"The modern man who tattoos himself is either a criminal or a degenerate." Those were the words used by Austrian modernist Adolf Loos to link tattoos to crime in the 1910s. (The solution, according to Loos? Clean, pure modernism.) In the century since, tattoos have shaken a good deal of that wrongheaded stigma. According to Pew, one in four millennials has at least one tattoo.
Oddly enough, tattoos are now playing a significant role in modern law enforcement—thanks largely to the advent of computer vision. This month, an investigation by the Electronic Frontier Foundation revealed that the FBI is actually investing in research that can identify and semantically analyze tattoos en masse.
The purpose of this technology? To create a tool for the police that can not only recognize tattoos but analyze their meaning to create a network of contextual links between potentially millions of tattoos. One commonly cited scenario for how it might be used: If a surveillance camera didn't record a perpetrator's face, but it did catch a part of his or her tattoo, this technology could theoretically link that tattoo to a list of possible suspects. Or, investigators could use it to search for other examples and context about a particularly inscrutable tattoo.
But questions about whether such a database impinges upon freedom of speech—and the rights of the prisoners whose photos populate it—are rife.
Beginning in 2014, the FBI worked with the National Institute for Standards and Technology to create a competition and program called Tatt-C: a huge database of photos containing 15,000 tattoos drawn from prisoners all over the country. Plenty of law enforcement agencies have kept track of tattoos and cataloged their meanings (Russian prison tattoos, for example), but Tatt-C was different because it aspired to use tattoos as genuine biometric data through computer vision, which can process huge amounts of image data for patterns that would take human investigators months to parse.
A group of six private companies and research organizations used the Tatt-C database to develop algorithms to accurately analyze them. The winning team was MorphoTrak, a private biometrics company made famous for developing the first fingerprint matching system in the 1970s. It built a 96.3% accurate algorithm that can recognize the same tattoo over time as the prisoner ages—and could match a small piece of a tattoo to the greater whole. Other entrants developed systems that could group tattoos with similar semantic content, like a match between dozens of Tweety Bird tattoos, or praying hands holding rosaries.

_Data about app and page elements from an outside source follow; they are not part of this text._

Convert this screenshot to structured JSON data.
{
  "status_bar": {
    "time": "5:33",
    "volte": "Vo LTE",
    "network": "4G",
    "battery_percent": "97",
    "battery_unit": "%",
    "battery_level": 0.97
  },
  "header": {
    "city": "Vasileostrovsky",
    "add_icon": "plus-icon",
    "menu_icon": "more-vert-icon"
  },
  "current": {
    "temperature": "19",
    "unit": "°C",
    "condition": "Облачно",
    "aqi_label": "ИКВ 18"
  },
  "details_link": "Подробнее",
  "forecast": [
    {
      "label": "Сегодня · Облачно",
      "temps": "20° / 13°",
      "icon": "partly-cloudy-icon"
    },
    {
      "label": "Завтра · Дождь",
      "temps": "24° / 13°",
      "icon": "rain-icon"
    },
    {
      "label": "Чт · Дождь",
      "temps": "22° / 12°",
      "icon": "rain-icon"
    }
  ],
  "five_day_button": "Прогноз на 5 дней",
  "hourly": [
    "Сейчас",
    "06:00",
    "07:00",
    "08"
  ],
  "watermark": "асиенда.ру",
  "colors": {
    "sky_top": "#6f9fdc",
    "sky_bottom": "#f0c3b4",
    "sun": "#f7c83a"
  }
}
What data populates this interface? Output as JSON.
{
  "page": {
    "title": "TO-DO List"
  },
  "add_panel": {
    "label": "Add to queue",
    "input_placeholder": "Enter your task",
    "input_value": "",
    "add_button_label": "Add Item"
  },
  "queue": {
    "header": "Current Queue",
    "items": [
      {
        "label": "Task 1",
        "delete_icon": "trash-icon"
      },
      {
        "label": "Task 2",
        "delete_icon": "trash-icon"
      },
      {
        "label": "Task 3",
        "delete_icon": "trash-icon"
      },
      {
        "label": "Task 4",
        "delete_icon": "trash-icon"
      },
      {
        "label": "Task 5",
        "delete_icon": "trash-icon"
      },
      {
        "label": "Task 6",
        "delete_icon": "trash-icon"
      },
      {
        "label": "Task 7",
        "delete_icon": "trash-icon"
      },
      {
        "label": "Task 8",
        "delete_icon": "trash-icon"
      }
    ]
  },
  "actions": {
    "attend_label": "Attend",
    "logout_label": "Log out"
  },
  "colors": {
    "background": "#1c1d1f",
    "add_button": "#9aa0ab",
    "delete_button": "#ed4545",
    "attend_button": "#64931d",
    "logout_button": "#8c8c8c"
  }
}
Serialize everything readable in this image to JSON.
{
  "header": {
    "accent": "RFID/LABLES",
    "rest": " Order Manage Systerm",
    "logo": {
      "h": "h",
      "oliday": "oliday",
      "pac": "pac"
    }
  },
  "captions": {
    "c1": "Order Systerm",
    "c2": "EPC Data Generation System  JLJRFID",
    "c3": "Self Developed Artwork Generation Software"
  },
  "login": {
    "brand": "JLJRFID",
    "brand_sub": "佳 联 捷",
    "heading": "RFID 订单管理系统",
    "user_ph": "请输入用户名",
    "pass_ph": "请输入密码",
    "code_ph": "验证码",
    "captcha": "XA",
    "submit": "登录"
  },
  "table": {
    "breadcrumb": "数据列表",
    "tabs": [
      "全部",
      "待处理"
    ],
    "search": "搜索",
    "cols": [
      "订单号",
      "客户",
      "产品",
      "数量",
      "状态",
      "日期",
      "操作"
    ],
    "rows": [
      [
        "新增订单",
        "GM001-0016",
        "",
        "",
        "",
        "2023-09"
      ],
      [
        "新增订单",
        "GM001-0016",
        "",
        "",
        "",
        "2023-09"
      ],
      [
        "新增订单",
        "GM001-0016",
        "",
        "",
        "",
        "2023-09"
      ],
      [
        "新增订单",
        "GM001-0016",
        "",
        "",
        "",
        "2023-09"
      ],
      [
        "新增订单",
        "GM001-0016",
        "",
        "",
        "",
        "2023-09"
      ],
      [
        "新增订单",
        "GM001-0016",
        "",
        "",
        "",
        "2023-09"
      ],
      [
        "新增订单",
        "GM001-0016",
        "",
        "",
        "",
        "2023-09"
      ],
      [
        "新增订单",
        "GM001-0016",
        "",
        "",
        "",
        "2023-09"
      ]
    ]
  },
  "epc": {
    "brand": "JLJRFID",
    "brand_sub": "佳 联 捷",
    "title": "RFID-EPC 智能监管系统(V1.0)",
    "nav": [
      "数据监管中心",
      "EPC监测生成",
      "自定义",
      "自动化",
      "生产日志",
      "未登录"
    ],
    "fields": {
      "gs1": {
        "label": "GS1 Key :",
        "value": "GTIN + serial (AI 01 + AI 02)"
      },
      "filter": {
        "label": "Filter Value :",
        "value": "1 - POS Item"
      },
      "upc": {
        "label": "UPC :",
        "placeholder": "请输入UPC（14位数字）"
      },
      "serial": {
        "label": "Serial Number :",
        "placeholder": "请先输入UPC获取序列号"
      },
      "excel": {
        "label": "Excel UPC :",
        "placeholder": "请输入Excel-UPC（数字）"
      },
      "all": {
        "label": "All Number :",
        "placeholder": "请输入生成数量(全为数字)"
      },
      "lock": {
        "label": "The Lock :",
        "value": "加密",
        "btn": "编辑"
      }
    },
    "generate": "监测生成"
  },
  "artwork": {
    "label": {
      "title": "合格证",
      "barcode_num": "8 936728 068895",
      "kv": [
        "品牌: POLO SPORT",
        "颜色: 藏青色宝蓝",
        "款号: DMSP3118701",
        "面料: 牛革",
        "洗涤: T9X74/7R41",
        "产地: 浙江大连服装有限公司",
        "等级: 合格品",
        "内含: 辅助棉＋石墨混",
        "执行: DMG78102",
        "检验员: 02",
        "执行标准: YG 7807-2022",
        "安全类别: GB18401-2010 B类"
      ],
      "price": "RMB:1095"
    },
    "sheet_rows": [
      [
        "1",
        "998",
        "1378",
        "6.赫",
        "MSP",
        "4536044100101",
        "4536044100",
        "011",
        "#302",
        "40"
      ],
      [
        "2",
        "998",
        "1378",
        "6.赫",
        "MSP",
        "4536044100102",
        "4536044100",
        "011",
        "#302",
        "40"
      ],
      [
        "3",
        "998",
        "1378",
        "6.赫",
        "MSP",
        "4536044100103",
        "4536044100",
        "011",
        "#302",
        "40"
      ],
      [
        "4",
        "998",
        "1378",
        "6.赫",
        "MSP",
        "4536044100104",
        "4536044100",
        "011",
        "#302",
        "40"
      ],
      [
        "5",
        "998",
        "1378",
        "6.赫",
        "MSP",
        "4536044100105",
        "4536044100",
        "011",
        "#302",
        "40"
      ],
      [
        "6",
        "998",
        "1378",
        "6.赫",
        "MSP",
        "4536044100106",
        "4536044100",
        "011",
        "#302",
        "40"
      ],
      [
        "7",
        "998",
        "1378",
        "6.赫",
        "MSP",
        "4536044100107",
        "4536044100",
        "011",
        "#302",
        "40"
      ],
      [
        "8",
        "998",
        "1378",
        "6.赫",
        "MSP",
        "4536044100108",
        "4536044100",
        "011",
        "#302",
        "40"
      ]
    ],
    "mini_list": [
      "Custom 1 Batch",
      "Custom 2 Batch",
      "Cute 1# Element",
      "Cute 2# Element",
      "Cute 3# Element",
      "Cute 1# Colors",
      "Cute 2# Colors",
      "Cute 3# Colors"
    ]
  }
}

It’s a startling example of how computer vision can be applied in the real world—not just as a novel way to sort through all your vacation photos, but as a way to create a living database that links millions of people together without their consent. It’s treading on totally new ground, as far as the rights of prisoners and freedom of speech are concerned. Here’s how the EFF explains it:
Imagine that you’ve been arrested or sentenced to prison, and law enforcement officers made you lift your shirt, roll up your sleeves, and pull up your pant legs to take photos of your tattoos. You’d be outraged to learn that those images were not only shared with scientific researchers without your consent, but handed out to a large number of third parties—including private companies—and possibly published online.
This research is irresponsible and is a serious threat to our privacy and First Amendment rights. Researchers experimented with tattoos that contained religious imagery and personal information, without thinking through the ethical and constitutional issues at stake. Not only that, NIST researchers failed to provide safeguards for the prisoners subject to the research, despite ethical rules requiring greater oversight.
The Tatt-C competition was just the beginning of the project. Next, the FBI and NIST plan to publish an API, and are asking for developers working on tattoo recognition algorithms to get in contact during this next phase of development. The EFF, meanwhile, is calling for the project to be shut down, citing the unethical treatment of prisoners on the part of both the government and the researchers involved in the project.
Computer vision and privacy issues have been closely linked for years—after all, one of Google's earliest public-facing applications of the technology used it to parse house numbers in Street View. Today, it's analyzing much more than our addresses: It's analyzing our bodies.